Productive questions as Critical Thinking
1. Why do we encourage free speech in the first place?
2. What do we assume about words when we encourage their expression?
3. What do we assume about humans when we encourage free speech, knowing as we do that for some people certain words will have devastating effects?
4. Is it the number of people potentially bothered by a word that stimulates others to wish to restrict that word's utterance, or is it the oomph of a particular word that is so horrible in its effect that even one pained person is too great a price to pay for allowing the word's expression in a kind world?
A large cohort of Trump supporters are annoyed by the efforts of a substantial set of educated Americans to restrict our collective use of certain words. The words are unacceptable to those who wish to quash their use because the words are said to cause intense pain to some of us.
I share their annoyance. I teach at a university a hotbed of "proper" speech where the use of several words, regardless of the context or purpose, will earn you an awkward visit from a self-righteous arbiter of which words are acceptable and which must be shunned by good and wise people. The list of unacceptable words is long and does NOT include words that turn my stomach such as "fake news", "science is just one point of view", or "greed".
But I am a privileged person in so many way, and as such I may be insensitive to the pain of others when they hear specific words.
Why do we encourage full-throated expression in the first place? We can all agree I think that words are a multi-faceted tool------they inspire, condemn, enthrall, confuse, and liberate us, inter alia. We applaud "free speech" because we accept the idea that all of us have an incomplete understanding of our world; we need one another to help our knowledge grow. When we hear others say the things we would not or do not know to say, we are challenged to rethink, instead of anchoring ourselves in our current level of understanding. We assume that collective well-being is enhanced by robust speaking, writing and listening.
Of course, some words in some contexts should be discouraged because causing a crowd to panic and potentially harm large numbers of other people by a shout of "fire" is a clear social ill. But who draws the boundaries of that "clarity" and what criteria do they deploy when labeling some words unacceptable? Should we vote on which words and contexts are unacceptable? Should we allow dominant political leaders to define which words are unacceptable? Or maybe, we should allow the majority of university administrators, humanities professors, or student affairs administrators to provide the proper list of unacceptable words for the rest of us to obey?

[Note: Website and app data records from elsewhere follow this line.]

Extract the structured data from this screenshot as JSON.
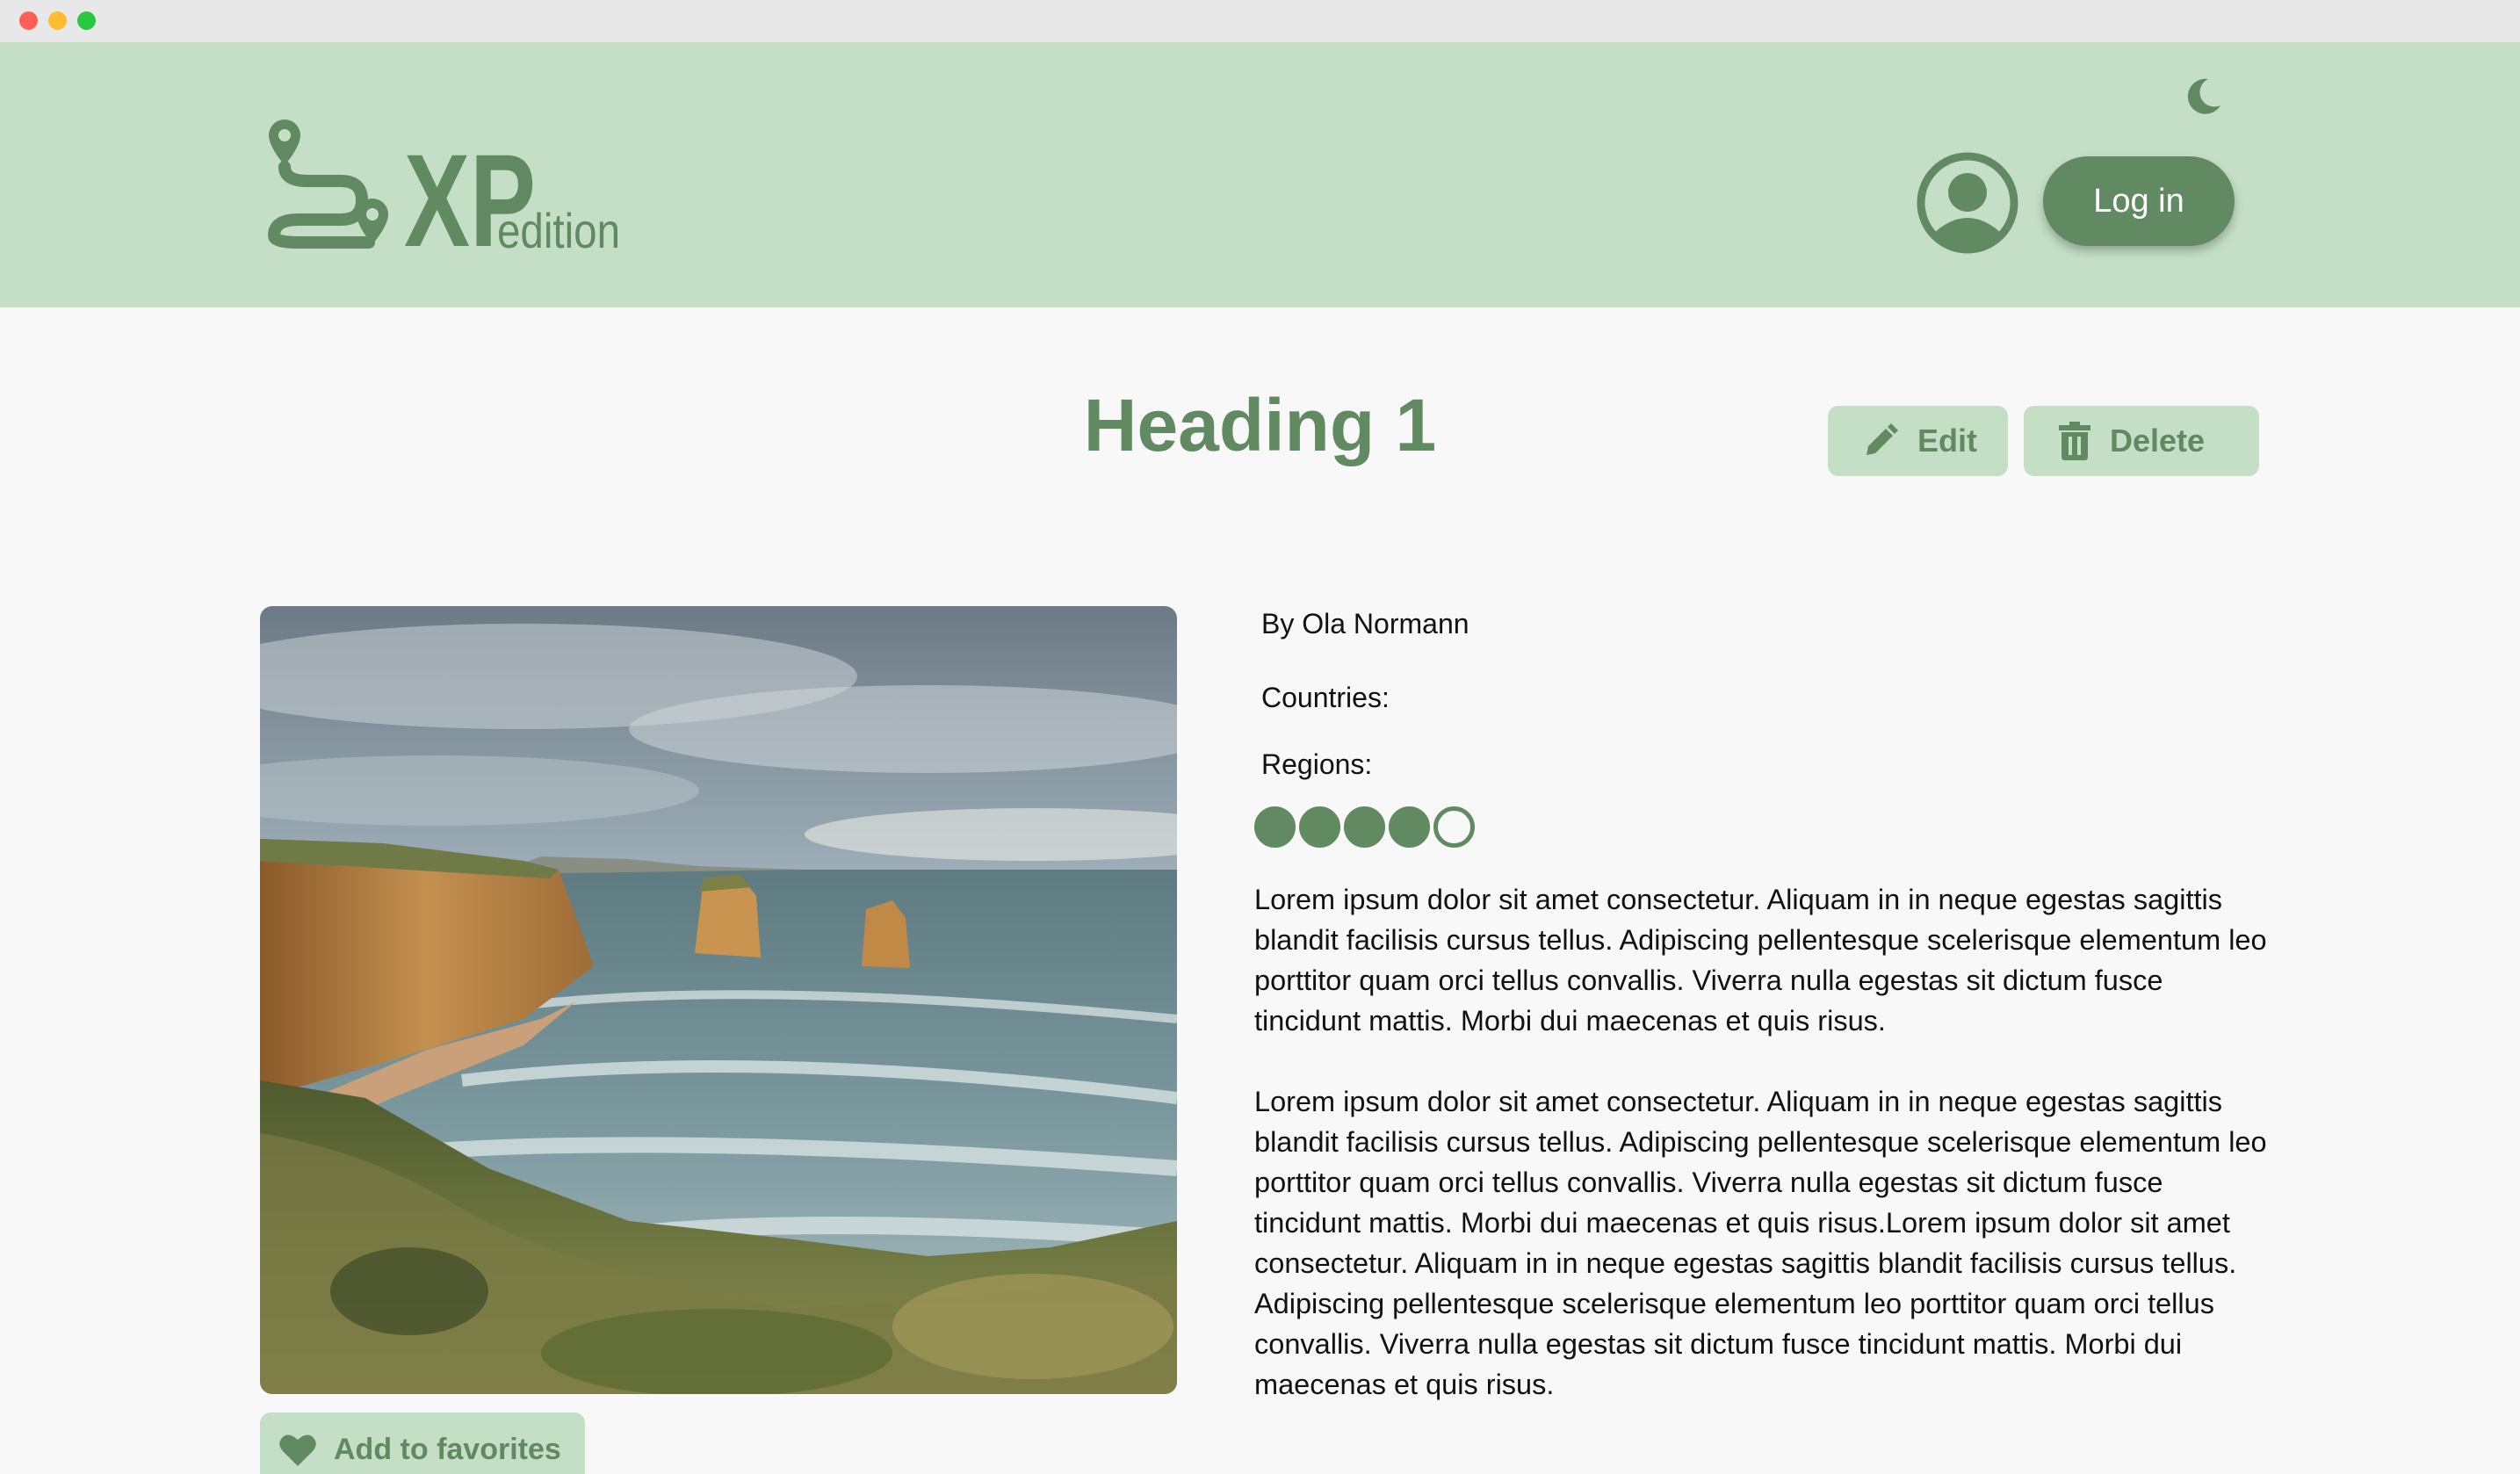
{
  "window": {
    "controls": [
      "close",
      "minimize",
      "zoom"
    ]
  },
  "header": {
    "logo": {
      "main": "XP",
      "sub": "edition"
    },
    "theme_toggle_icon": "moon-icon",
    "profile_icon": "user-circle-icon",
    "login_label": "Log in"
  },
  "page": {
    "title": "Heading 1",
    "edit_label": "Edit",
    "delete_label": "Delete"
  },
  "trip": {
    "author": "By Ola Normann",
    "countries_label": "Countries:",
    "regions_label": "Regions:",
    "rating": {
      "value": 4,
      "max": 5
    },
    "paragraphs": [
      "Lorem ipsum dolor sit amet consectetur. Aliquam in in neque egestas sagittis blandit facilisis cursus tellus. Adipiscing pellentesque scelerisque elementum leo porttitor quam orci tellus convallis. Viverra nulla egestas sit dictum fusce tincidunt mattis. Morbi dui maecenas et quis risus.",
      "Lorem ipsum dolor sit amet consectetur. Aliquam in in neque egestas sagittis blandit facilisis cursus tellus. Adipiscing pellentesque scelerisque elementum leo porttitor quam orci tellus convallis. Viverra nulla egestas sit dictum fusce tincidunt mattis. Morbi dui maecenas et quis risus.Lorem ipsum dolor sit amet consectetur. Aliquam in in neque egestas sagittis blandit facilisis cursus tellus. Adipiscing pellentesque scelerisque elementum leo porttitor quam orci tellus convallis. Viverra nulla egestas sit dictum fusce tincidunt mattis. Morbi dui maecenas et quis risus."
    ],
    "favorite_label": "Add to favorites"
  },
  "colors": {
    "header_bg": "#c4dfc5",
    "accent": "#628a62",
    "page_bg": "#f8f8f8"
  }
}
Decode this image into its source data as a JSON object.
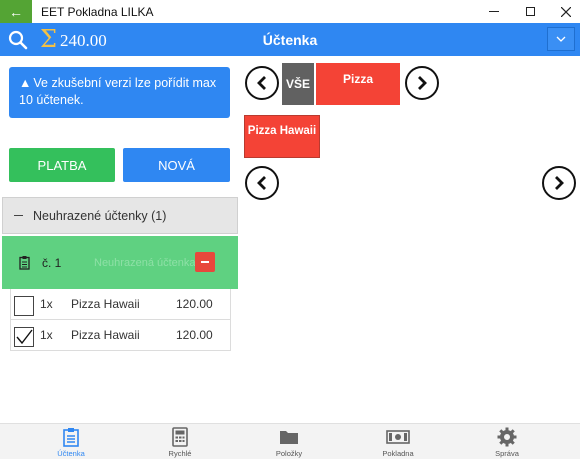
{
  "window": {
    "title": "EET Pokladna LILKA",
    "back_icon": "back-arrow-icon",
    "controls": [
      "minimize-icon",
      "maximize-icon",
      "close-icon"
    ]
  },
  "appbar": {
    "total": "240.00",
    "page_title": "Účtenka",
    "accent": "#2f87f2"
  },
  "info_message": "Ve zkušební verzi lze pořídit max 10 účtenek.",
  "buttons": {
    "pay": "PLATBA",
    "new": "NOVÁ",
    "pay_color": "#34c05c"
  },
  "receipts_section": {
    "title": "Neuhrazené účtenky (1)"
  },
  "receipt": {
    "number": "č. 1",
    "ghost_text": "Neuhrazená účtenka",
    "color": "#5fd181"
  },
  "items": [
    {
      "qty": "1x",
      "name": "Pizza Hawaii",
      "price": "120.00",
      "checked": false
    },
    {
      "qty": "1x",
      "name": "Pizza Hawaii",
      "price": "120.00",
      "checked": true
    }
  ],
  "categories": {
    "all": "VŠE",
    "pizza": "Pizza",
    "color_all": "#616161",
    "color_pizza": "#f44336"
  },
  "products": [
    {
      "name": "Pizza Hawaii"
    }
  ],
  "nav": [
    {
      "label": "Účtenka",
      "icon": "clipboard-icon",
      "active": true
    },
    {
      "label": "Rychlé",
      "icon": "calculator-icon",
      "active": false
    },
    {
      "label": "Položky",
      "icon": "folder-icon",
      "active": false
    },
    {
      "label": "Pokladna",
      "icon": "cash-icon",
      "active": false
    },
    {
      "label": "Správa",
      "icon": "gear-icon",
      "active": false
    }
  ]
}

An enormous array of words has the capacity to cause pain to some aggregate of humans. For example, on a college campus certain words that may appear in every 3rd sentence of casual conversations among students can arouse the anger and disappointment of most American families. As a result, should those words be chastised when we hear them? Should those who use them be greeted with sanctimonious protests?
When we encourage free speech, we assume that humans in the main have the ability to endure words they wish did not exist. We know that some will have to work hard to be resilient in the face of words they wish were never used. But we are so committed to the desirability of hearing one another that we are proud that we aim for a culture where undesirable words are heard in public spaces. We value the potential benefits from hearing speech we abhor because we realize that belief perseverance is commonplace and requires a jolt sometimes to permit a re-examination.
What can we agree about? Let me suggest some candidates.
A, Diverse speech is generally desirable.
B. Diversity of speech almost guarantees that we will hear some speech we prefer not to hear.
C. No one has the right to claim that his or her pain upon hearing certain words is so unbearable that the rest of us should stop using the word(s), AND if some people and their supporters do have that right, they need to explain why others do not have the same right.
D. Those who see their word-policing behavior as assistance to the marginalized should do at least 2 things: (1)Explain why the sensitivities of their list of the marginalized trumps the social benefits of free speech and (2) Agree that they should spend at least as much time soldiering on behalf of the marginalized by using their energies to champion wealth and income redistribution so that the marginalized have something at least approaching equal housing, educational, health, transportation, longevity and voting opportunities.
1. Is there systematic evidence that pain from words is so biting that its psychological clout would nullify the desired effects of a much more fair distribution of life's opportunities than we have now?
2. Am I disqualified from making the argument I made above because I am far from being a member of any marginalized group?
3. Do those who feel deputized to enforce proper word usage have a special moral lens permitting them to see horrors that others minimize?